New York, NY : Little, Brown and Company, 2005
TX649 .P66 A3 2005
On a visit to her childhood home in Texas, Julie Powell pulls her mother's battered copy of Julia Child's Mastering the Art of French Cooking off the bookshelf. And the book calls out to her. Pushing thirty, living in a run-down apartment in Queens, and working at a dead-end secretarial job, Julie Powell is stuck. Is she in danger of becoming just another version of the house wife-in-a-rut? Her only hope lies in a dramatic self-rescue mission. And so she invents a deranged assignment: in the space of one year, she will cook every recipe in the Julia Child classic, all 524 of them. No skips, no substitutions. She will track down every obscure ingredient, learn every arcane cooking technique, and cook her way through sixty pounds of butter. And if it doesn't help her make sense of her life, at least she'll eat really, really well. How hard could it be?

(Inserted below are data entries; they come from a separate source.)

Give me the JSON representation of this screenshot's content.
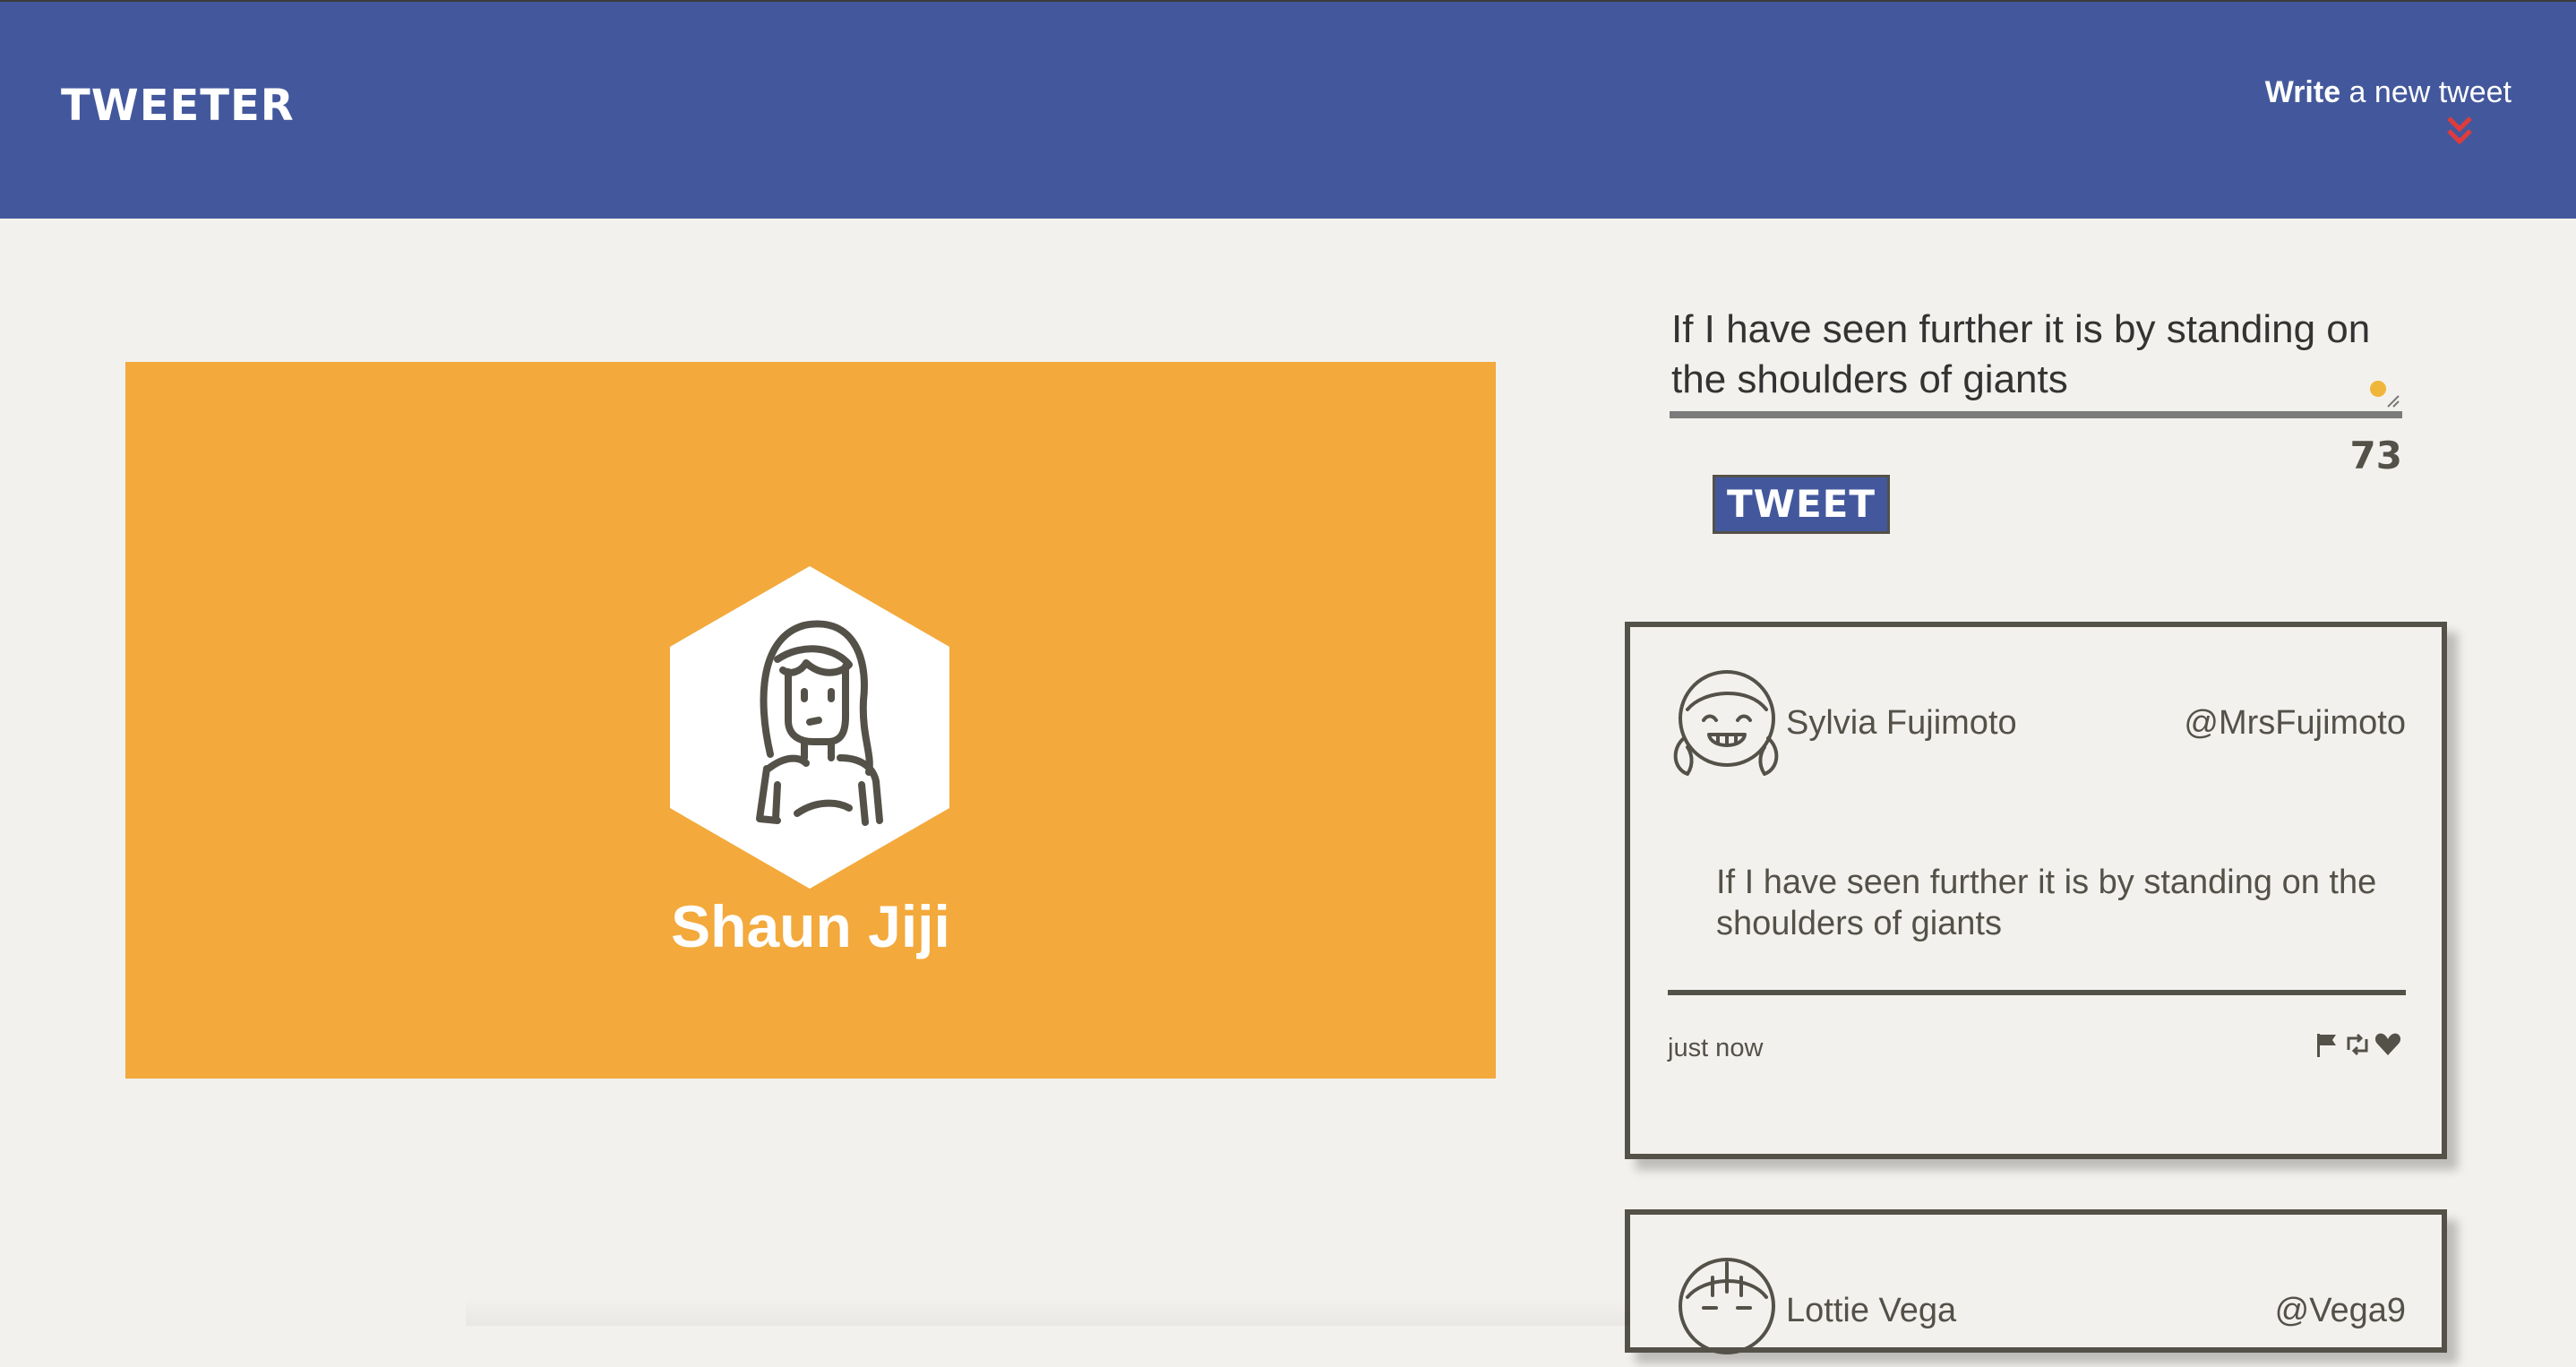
{
  "nav": {
    "brand": "Tweeter",
    "compose_strong": "Write",
    "compose_rest": " a new tweet",
    "chevron_color": "#e03b3b"
  },
  "profile": {
    "name": "Shaun Jiji",
    "banner_color": "#f3a93c",
    "avatar_icon": "user-avatar-icon"
  },
  "compose": {
    "text": "If I have seen further it is by standing on the shoulders of giants",
    "counter": "73",
    "button_label": "Tweet"
  },
  "tweets": [
    {
      "author": "Sylvia Fujimoto",
      "handle": "@MrsFujimoto",
      "content": "If I have seen further it is by standing on the shoulders of giants",
      "timestamp": "just now",
      "avatar_icon": "girl-with-pigtails-icon",
      "actions": [
        "flag-icon",
        "retweet-icon",
        "heart-icon"
      ]
    },
    {
      "author": "Lottie Vega",
      "handle": "@Vega9",
      "avatar_icon": "girl-avatar-icon"
    }
  ],
  "colors": {
    "nav_bg": "#43589c",
    "page_bg": "#f3f1ed",
    "text_dark": "#545149",
    "accent_dot": "#f0b63a"
  }
}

But as Julie moves from the smooth sailing of Potage Parmentier into the culinary backwaters of aspics and calves' brains, she realizes there's more to Mastering the Art of French Cooking than meets the eye. For every triumphant Bifteck Sauté au Beurre there is a disastrously soupy Crème Brulée. For every heavenly meal, an obscenity-laced nervous breakdown lurks on the horizon. But with Julia's stern warble steady in her ear, Julie carries on. She battles sauces that separate, and she haunts the city's butchers, buying kidneys and sweetbreads. Her husband endures the crying jags and midnight dinners. Together they discover how to mold the perfect orange Bavarian cream, the trick to extracting marrow from bone, and the illicit thrills of eating liver. With fierceness, irreverence, and unbreakable resolve, Julie Powell learns Julia Child's most important lesson: the art of living with gusto. Julie and Julia is "a feast, a voyage, and a marvel," says Elizabeth Gilbert, author of The Last American Man, for anyone who has ever cursed at a cookbook or longed for a more delicious life.
Quoted from dustjacket.